What you are asked to do: Could you copy each line of the listing that holds "content"?

*** Opening of Input records ***

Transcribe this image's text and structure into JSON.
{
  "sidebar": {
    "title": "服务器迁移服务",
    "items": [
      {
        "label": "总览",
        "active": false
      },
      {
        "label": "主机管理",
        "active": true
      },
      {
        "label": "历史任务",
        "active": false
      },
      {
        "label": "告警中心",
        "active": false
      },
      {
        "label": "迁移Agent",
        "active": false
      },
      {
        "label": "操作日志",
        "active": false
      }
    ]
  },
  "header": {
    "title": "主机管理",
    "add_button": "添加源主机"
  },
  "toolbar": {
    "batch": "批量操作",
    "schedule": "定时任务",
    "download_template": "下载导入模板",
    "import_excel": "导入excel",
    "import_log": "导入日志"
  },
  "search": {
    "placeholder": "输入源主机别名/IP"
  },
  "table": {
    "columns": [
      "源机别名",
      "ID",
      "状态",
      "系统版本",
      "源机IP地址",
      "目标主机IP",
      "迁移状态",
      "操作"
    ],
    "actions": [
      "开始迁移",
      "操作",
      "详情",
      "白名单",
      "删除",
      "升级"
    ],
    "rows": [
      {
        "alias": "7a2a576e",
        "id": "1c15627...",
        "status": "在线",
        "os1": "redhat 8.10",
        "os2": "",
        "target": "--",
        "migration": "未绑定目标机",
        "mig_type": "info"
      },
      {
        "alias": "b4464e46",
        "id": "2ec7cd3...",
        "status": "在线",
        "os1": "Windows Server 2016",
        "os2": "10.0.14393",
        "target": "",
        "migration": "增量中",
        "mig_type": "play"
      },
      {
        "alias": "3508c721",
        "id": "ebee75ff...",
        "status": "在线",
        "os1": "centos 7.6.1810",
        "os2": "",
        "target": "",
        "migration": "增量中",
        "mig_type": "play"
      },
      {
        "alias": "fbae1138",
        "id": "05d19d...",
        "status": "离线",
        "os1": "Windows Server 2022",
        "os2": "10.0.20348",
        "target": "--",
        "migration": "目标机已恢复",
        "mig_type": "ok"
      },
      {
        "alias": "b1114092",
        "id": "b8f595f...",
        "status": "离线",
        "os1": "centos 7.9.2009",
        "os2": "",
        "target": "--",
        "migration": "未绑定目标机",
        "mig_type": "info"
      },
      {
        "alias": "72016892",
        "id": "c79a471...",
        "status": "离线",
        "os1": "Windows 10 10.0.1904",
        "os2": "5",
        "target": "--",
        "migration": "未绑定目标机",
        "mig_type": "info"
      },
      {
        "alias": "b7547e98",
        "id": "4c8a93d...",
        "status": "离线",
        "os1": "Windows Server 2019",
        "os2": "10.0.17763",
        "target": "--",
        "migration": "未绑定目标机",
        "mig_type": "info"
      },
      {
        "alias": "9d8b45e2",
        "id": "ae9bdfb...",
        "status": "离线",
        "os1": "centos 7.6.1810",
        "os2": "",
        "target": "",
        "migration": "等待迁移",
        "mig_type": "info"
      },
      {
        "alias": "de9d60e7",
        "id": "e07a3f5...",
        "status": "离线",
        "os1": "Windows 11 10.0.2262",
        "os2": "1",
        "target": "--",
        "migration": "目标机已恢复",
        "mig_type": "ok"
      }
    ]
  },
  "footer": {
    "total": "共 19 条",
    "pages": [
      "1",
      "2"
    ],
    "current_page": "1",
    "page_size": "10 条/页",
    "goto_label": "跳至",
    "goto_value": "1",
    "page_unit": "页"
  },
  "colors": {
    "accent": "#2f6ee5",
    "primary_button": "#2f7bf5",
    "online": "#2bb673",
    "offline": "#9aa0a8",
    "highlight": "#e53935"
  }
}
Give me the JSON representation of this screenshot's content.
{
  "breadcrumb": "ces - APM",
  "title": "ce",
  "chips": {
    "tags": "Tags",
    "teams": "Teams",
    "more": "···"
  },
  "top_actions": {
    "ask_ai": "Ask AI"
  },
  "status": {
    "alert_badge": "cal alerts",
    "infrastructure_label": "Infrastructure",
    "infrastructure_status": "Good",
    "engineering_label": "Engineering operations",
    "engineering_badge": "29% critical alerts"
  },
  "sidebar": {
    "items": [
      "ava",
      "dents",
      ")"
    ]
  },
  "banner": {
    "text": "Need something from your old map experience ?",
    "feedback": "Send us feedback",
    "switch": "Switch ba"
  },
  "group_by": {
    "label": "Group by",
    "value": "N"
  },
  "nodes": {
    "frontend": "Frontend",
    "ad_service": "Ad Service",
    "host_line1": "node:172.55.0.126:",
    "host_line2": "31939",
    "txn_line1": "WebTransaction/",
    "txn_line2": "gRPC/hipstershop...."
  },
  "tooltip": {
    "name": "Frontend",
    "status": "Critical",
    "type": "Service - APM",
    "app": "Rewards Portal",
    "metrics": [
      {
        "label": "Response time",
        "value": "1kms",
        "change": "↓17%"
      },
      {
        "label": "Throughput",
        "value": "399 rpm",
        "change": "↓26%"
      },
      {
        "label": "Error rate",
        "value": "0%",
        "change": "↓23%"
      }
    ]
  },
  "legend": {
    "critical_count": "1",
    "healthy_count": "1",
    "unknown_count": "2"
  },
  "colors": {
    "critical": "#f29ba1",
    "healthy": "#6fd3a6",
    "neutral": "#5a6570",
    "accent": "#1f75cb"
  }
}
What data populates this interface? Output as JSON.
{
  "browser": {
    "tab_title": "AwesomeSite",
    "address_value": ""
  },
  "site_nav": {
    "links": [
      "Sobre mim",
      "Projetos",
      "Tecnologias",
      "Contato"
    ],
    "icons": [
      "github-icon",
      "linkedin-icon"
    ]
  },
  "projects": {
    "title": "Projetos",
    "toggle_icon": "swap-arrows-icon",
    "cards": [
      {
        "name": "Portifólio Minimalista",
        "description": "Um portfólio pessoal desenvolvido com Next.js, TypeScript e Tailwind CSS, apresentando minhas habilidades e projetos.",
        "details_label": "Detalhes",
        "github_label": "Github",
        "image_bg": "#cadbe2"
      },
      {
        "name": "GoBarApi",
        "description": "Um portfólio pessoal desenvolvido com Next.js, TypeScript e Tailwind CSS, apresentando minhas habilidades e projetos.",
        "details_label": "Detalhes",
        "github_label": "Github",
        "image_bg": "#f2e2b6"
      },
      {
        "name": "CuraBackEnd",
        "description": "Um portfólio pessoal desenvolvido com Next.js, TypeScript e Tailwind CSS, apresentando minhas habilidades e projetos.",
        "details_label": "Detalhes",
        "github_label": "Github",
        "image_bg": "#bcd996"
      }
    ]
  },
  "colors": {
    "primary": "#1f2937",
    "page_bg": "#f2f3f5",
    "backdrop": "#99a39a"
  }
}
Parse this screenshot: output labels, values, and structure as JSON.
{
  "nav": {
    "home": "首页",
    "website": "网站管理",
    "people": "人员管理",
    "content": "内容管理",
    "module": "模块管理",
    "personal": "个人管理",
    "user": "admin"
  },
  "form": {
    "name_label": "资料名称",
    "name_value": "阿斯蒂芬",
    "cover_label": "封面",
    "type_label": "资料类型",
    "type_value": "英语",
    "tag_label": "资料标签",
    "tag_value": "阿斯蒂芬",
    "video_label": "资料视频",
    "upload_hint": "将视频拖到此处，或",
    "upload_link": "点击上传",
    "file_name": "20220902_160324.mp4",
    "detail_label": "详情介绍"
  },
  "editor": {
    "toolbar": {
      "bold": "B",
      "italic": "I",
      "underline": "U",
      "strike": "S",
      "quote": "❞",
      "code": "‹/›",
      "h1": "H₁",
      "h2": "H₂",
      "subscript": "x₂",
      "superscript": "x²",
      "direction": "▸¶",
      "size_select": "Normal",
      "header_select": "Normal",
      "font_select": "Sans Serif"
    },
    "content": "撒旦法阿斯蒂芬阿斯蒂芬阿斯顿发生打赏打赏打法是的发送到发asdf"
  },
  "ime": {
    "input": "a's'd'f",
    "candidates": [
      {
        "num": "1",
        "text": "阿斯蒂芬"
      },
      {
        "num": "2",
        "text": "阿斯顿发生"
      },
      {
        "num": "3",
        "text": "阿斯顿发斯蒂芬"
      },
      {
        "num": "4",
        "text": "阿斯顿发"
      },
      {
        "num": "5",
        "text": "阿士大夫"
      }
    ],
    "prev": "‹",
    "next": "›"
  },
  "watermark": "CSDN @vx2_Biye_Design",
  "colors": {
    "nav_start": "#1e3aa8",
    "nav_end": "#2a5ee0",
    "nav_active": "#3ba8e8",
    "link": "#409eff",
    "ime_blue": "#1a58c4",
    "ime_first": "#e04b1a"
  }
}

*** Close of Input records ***

Result of this exercise:
Give me the JSON representation of this screenshot's content.
    "content": "内容管理",
    "content": "撒旦法阿斯蒂芬阿斯蒂芬阿斯顿发生打赏打赏打法是的发送到发asdf"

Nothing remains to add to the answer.